Although described with respect to a particular embodiment of the invention, it should be readily understood that various changes and/or modifications can be made to the present invention without departing from the spirit of the invention. In general, the invention is only intended to be limited by the scope of following claims.
|Cited Patent||Filing date||Publication date||Applicant||Title|
|US3164122 *||Feb 26, 1962||Jan 5, 1965||Textron Inc||Marine power propulsion assemblies|
|US4371348 *||Sep 18, 1980||Feb 1, 1983||Outboard Marine Corporation||Mounting for marine propulsion device located aft of boat transom|
|US4449945 *||Aug 17, 1981||May 22, 1984||Outboard Marine Corporation||Outboard motor mounting arrangement|
|Citing Patent||Filing date||Publication date||Applicant||Title|
|US5881991 *||Aug 7, 1997||Mar 16, 1999||Bonin; Nelson J.||Mount assembly for outboard motor frame|
|US7186157 *||Jan 11, 2006||Mar 6, 2007||Ab Volvo Penta||Turning propeller drive for a boat|
|US8246398 *||Sep 10, 2009||Aug 21, 2012||Honda Motor Co., Ltd.||Outboard marine motor that allows a large steering angle|
|US8246399 *||Sep 10, 2009||Aug 21, 2012||Honda Motor Co., Ltd.||Outboard marine motor that allows a large steering angle|
|US20060199452 *||Jan 11, 2006||Sep 7, 2006||Ab Volvo Penta||Turning propeller drive for a boat|
|US20100167604 *||Sep 10, 2009||Jul 1, 2010||Honda Motor Co., Ltd.||Outboard marine motor that allows a large steering angle|
|US20100173543 *||Sep 10, 2009||Jul 8, 2010||Honda Motor Co., Ltd.||Outboard marine motor that allows a large steering angle|
|WO2010140831A2 *||Jun 1, 2010||Dec 9, 2010||Heon Chae||Ship propulsion device|
|U.S. Classification||440/61.00R, 440/61.00F, 248/641, 440/61.00C|
|International Classification||B63H5/125, B63H20/02, B63H20/00, B63H20/12, B63H20/08, B63H20/14|
|Cooperative Classification||B63H20/12, B63H20/08|
|European Classification||B63H20/12, B63H20/08|
|Aug 6, 1992||AS||Assignment|
Owner name: SANSHIN KOGYO KABUSHIKI KAISHA, A CORPORATION OF J
Free format text: ASSIGNMENT OF ASSIGNORS INTEREST.;ASSIGNORS:FUJIMOTO, HIROAKI;ONOUE, AKIHIRO;REEL/FRAME:006235/0091;SIGNING DATES FROM 19920603 TO 19920605

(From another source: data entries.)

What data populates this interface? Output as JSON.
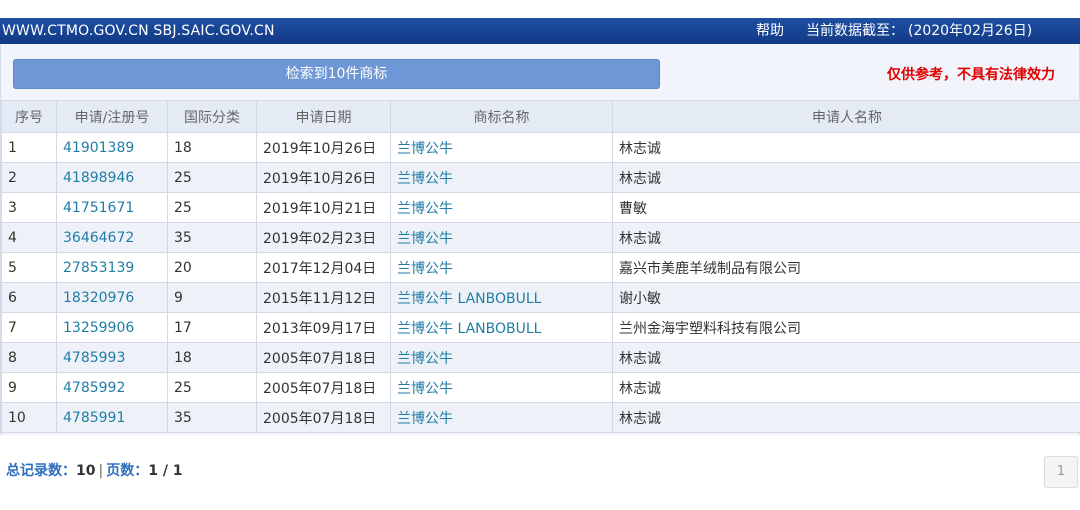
{
  "header": {
    "url": "WWW.CTMO.GOV.CN SBJ.SAIC.GOV.CN",
    "help": "帮助",
    "cutoff_label": "当前数据截至：",
    "cutoff_date": "(2020年02月26日)"
  },
  "result_summary": "检索到10件商标",
  "disclaimer": "仅供参考，不具有法律效力",
  "table": {
    "columns": [
      "序号",
      "申请/注册号",
      "国际分类",
      "申请日期",
      "商标名称",
      "申请人名称"
    ],
    "rows": [
      {
        "no": "1",
        "reg_no": "41901389",
        "class": "18",
        "date": "2019年10月26日",
        "name": "兰博公牛",
        "applicant": "林志诚"
      },
      {
        "no": "2",
        "reg_no": "41898946",
        "class": "25",
        "date": "2019年10月26日",
        "name": "兰博公牛",
        "applicant": "林志诚"
      },
      {
        "no": "3",
        "reg_no": "41751671",
        "class": "25",
        "date": "2019年10月21日",
        "name": "兰博公牛",
        "applicant": "曹敏"
      },
      {
        "no": "4",
        "reg_no": "36464672",
        "class": "35",
        "date": "2019年02月23日",
        "name": "兰博公牛",
        "applicant": "林志诚"
      },
      {
        "no": "5",
        "reg_no": "27853139",
        "class": "20",
        "date": "2017年12月04日",
        "name": "兰博公牛",
        "applicant": "嘉兴市美鹿羊绒制品有限公司"
      },
      {
        "no": "6",
        "reg_no": "18320976",
        "class": "9",
        "date": "2015年11月12日",
        "name": "兰博公牛 LANBOBULL",
        "applicant": "谢小敏"
      },
      {
        "no": "7",
        "reg_no": "13259906",
        "class": "17",
        "date": "2013年09月17日",
        "name": "兰博公牛 LANBOBULL",
        "applicant": "兰州金海宇塑料科技有限公司"
      },
      {
        "no": "8",
        "reg_no": "4785993",
        "class": "18",
        "date": "2005年07月18日",
        "name": "兰博公牛",
        "applicant": "林志诚"
      },
      {
        "no": "9",
        "reg_no": "4785992",
        "class": "25",
        "date": "2005年07月18日",
        "name": "兰博公牛",
        "applicant": "林志诚"
      },
      {
        "no": "10",
        "reg_no": "4785991",
        "class": "35",
        "date": "2005年07月18日",
        "name": "兰博公牛",
        "applicant": "林志诚"
      }
    ]
  },
  "footer": {
    "total_label": "总记录数：",
    "total_value": "10",
    "separator": "|",
    "pages_label": "页数：",
    "pages_value": "1 / 1",
    "page_button": "1"
  },
  "colors": {
    "header_bg": "#1f4fa3",
    "result_bar_bg": "#6f97d6",
    "disclaimer": "#e00000",
    "link": "#1f7ea6"
  }
}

|Dec 26, 1996||FPAY||Fee payment|
Year of fee payment: 4
|Dec 14, 2000||FPAY||Fee payment|
Year of fee payment: 8
|Dec 29, 2004||FPAY||Fee payment|
Year of fee payment: 12